But there are trade-offs for this business approach as the technology partner desires lower price per wafer for providing the technology know-how. Lacking enough “muscle” for R&D results in a reliance on the original partners, and potentially leaves China fabs vulnerable if foreign governments tighten their export control on “advanced kitchenware for cutting-edge wafer process technologies.”

Beyond these considerations, the Chinese government has high expectations towards the local fabs where the state-owned banks have invested multi-billions in U.S. dollars over the last few years.

However, in the past few years, R&D spending by the leading foundries in China is far less than expected. On average, its R&D spending-to-sales ratio is estimated at only 6%–7%. The same ratio by the world leading fabs has averaged about 15%. With this low spending limiting R&D, Chinese fab and foundries will never gain an equal opportunity when competing on a global scale.

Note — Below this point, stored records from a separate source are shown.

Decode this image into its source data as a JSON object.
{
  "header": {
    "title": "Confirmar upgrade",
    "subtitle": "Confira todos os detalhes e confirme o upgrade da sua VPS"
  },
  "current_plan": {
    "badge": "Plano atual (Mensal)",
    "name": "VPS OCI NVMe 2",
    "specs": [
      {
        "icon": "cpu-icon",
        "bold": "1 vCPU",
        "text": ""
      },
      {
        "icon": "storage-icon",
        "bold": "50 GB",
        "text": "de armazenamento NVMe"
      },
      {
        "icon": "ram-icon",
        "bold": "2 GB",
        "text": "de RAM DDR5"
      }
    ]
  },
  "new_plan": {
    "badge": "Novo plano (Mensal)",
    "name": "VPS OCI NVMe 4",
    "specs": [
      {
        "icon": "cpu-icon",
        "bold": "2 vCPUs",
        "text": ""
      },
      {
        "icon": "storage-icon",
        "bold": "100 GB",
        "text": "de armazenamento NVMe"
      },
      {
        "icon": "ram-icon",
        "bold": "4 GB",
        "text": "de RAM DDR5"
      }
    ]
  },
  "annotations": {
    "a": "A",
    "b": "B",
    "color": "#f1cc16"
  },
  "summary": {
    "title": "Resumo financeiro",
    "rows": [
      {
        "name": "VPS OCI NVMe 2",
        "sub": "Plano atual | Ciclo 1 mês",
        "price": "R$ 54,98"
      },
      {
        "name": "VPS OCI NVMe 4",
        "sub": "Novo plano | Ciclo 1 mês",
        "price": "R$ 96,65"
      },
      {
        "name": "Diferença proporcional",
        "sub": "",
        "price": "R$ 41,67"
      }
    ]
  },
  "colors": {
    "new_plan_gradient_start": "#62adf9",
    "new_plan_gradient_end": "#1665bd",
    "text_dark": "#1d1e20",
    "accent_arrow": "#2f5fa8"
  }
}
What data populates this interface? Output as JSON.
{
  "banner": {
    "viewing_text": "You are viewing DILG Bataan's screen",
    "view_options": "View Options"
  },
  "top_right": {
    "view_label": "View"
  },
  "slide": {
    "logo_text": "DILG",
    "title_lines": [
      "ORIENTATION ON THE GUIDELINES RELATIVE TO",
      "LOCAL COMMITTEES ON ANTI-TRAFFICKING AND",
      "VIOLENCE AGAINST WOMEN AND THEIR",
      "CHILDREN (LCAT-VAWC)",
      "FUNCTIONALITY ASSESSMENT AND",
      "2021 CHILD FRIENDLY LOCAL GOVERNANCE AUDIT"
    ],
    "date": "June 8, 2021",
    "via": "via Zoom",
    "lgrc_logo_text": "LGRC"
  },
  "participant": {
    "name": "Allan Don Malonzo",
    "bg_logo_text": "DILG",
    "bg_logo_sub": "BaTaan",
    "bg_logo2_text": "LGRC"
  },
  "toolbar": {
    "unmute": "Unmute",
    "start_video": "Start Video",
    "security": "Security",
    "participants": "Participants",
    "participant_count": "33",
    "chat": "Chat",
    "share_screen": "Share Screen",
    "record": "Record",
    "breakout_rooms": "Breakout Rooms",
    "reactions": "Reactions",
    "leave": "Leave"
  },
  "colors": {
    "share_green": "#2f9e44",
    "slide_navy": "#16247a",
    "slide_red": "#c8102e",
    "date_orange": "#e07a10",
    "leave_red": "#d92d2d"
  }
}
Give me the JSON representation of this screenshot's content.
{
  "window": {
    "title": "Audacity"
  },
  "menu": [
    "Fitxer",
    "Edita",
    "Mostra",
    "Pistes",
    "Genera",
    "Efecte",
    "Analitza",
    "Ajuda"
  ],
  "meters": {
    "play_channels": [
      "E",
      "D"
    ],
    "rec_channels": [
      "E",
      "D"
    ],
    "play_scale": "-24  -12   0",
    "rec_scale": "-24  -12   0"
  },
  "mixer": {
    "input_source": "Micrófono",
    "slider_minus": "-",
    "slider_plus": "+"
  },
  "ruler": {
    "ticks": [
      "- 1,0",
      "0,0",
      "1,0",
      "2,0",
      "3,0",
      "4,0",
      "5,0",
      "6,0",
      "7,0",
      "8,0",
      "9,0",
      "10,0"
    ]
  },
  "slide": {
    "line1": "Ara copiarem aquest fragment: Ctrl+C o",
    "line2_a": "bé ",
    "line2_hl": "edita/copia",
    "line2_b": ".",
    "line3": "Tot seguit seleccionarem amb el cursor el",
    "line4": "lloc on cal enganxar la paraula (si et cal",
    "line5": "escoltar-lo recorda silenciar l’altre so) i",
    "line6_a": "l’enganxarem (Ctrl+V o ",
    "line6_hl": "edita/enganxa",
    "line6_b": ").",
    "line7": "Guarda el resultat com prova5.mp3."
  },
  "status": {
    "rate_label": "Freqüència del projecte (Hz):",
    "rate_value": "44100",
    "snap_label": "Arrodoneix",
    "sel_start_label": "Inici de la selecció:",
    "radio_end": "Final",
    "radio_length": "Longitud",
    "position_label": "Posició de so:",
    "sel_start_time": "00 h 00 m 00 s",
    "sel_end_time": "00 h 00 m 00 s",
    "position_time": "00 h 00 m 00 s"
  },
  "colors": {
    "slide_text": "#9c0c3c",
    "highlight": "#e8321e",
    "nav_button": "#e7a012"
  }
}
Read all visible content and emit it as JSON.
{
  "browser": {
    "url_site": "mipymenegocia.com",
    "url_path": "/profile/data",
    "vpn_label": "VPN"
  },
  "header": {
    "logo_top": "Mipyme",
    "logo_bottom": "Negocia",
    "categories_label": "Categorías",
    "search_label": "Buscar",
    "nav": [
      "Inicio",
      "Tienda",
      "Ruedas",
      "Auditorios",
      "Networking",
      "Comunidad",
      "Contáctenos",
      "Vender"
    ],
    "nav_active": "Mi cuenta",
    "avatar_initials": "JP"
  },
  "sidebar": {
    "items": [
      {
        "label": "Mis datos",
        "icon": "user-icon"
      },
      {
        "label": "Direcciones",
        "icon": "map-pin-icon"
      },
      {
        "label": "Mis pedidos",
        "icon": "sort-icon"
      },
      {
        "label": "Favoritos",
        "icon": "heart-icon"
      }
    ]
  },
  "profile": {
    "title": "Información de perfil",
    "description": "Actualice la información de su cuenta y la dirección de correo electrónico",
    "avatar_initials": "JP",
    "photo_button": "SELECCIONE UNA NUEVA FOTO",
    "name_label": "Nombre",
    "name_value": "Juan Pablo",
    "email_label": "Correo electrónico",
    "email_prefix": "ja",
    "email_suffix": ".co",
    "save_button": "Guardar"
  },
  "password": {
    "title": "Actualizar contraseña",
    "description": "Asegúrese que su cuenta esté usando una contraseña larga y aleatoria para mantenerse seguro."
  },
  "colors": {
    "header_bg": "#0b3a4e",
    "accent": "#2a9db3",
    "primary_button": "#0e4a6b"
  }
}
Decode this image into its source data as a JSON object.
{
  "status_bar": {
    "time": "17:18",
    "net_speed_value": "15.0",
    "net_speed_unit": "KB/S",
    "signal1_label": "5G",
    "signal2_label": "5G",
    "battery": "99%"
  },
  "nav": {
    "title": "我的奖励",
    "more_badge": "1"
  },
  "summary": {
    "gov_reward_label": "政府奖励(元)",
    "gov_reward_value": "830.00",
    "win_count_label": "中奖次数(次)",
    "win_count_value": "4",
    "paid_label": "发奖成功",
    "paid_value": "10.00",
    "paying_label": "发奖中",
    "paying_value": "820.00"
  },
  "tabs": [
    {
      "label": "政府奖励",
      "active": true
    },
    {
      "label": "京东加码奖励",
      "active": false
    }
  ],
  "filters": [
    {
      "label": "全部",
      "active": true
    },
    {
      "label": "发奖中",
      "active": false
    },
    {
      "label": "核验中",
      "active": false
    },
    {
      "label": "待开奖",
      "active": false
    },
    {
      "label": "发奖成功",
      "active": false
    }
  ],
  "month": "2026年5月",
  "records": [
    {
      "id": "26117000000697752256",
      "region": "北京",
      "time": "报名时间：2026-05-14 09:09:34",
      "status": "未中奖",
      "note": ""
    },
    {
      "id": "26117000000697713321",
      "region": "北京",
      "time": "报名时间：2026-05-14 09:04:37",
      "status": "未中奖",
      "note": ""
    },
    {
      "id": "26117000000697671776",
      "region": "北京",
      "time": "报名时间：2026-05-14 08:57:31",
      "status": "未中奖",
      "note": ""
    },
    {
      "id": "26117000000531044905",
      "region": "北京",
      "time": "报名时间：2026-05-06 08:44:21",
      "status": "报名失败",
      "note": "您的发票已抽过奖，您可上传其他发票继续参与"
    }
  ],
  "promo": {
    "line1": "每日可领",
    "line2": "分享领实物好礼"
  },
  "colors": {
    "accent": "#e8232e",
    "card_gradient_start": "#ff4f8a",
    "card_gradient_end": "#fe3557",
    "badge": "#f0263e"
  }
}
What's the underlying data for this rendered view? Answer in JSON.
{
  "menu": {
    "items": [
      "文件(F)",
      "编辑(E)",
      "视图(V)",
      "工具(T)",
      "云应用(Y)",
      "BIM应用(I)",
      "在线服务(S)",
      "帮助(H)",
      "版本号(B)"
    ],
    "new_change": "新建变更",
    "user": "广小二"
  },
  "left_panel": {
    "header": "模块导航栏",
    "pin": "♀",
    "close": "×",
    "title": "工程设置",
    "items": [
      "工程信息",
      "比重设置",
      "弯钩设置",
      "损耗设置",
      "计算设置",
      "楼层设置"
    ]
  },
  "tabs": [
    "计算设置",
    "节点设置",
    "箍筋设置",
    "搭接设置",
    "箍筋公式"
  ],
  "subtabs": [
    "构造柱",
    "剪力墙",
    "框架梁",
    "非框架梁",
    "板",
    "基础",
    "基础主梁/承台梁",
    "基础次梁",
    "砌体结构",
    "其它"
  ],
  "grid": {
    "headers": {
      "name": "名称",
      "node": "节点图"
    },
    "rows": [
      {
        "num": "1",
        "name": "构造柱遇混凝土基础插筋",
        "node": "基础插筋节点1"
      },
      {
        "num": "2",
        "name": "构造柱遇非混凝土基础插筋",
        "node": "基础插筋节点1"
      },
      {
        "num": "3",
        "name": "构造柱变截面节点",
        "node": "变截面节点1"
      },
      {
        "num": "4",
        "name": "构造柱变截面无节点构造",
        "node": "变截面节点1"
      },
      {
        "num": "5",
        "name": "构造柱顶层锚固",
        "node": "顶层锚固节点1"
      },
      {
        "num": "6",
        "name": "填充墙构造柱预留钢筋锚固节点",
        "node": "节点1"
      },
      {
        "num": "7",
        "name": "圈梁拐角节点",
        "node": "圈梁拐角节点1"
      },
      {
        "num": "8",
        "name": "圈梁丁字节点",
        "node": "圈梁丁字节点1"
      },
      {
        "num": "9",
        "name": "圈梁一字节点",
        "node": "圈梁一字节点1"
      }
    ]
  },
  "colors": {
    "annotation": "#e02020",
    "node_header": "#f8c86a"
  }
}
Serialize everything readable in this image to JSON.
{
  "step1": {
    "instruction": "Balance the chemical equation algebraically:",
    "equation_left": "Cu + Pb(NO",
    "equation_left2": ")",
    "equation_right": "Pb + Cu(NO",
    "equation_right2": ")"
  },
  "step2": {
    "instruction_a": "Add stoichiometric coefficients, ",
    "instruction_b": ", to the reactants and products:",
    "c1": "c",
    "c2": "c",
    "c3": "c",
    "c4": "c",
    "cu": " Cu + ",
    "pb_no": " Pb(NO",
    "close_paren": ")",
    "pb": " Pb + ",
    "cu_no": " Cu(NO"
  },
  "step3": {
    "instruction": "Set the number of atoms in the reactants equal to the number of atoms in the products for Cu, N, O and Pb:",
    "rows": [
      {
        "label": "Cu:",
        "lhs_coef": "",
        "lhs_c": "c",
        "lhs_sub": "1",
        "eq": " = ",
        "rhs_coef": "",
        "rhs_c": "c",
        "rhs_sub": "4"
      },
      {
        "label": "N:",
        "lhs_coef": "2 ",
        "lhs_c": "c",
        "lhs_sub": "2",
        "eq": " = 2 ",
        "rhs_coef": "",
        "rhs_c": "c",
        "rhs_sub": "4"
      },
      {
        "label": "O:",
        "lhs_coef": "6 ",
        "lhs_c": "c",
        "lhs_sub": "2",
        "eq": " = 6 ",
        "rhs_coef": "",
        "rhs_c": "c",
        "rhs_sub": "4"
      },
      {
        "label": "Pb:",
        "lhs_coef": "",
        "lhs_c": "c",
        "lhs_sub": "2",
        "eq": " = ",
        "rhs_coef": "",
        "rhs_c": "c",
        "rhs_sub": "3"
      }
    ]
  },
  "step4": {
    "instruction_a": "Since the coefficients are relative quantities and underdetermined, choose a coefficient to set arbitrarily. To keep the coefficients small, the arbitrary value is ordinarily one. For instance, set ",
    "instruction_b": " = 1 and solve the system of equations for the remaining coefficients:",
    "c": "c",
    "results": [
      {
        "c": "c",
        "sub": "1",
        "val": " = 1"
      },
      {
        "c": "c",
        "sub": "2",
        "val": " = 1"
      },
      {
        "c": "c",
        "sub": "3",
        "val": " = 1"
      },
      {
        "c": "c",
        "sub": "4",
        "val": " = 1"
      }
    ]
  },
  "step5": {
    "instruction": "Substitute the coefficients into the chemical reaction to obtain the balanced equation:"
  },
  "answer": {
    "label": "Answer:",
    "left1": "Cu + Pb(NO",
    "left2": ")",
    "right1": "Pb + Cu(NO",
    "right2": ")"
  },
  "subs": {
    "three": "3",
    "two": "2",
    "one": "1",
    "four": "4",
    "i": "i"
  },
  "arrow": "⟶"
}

Are Chinese fabs sensing urgency with this situation? Yes, for most of the leading fabs in China, increased R&D budgets are planned in the coming years (Figure 2). By 2010, the R&D spending-to-sales ratio is projected to reach about 10%. Though this projected increase in R&D spending is not very aggressive when compared to Intel and TSMC R&D investments, this effort demonstrates a more serious R&D commitment by the fabs in China over the next three years.

Figure 2. Leading Local Fab’s R&D Spending vs. Sales Revenue (2003–2010)

Source: Company report, CSIA, SEMI Estimation, October 2007

Looking beyond R&D spending, a new trend of collaboration amongst fabs, domestic equipment companies and chip design houses in China are quietly taking shape to co-develop the critical tools and process recipes for 200 mm and 300 mm wafer (for 0.25 µm to 0.09 µm process technology). This kind of collaboration may eventually evolve into a formalized technology group in China similar to the ones formed in the U.S. and Japan.

As China is further assimilated into the global economy, its semiconductor industry will continue to grow as it is considered vital for China’s security and sustained long-term economic growth. The future of fab projects by well-established semiconductor manufacturers is more promising than for green startup fab projects. Processes with 0.18 µm to 90 nm feature sizes will become mainstream in China over the next three years and spending on 300 mm tools will dominate the new equipment market.

For additional information and market insights on the China fabs, please refer to the updated China Semiconductor Wafer Fab and Foundry Outlook report. Please also visit www.semi.org/store for information on this and other marketing reports.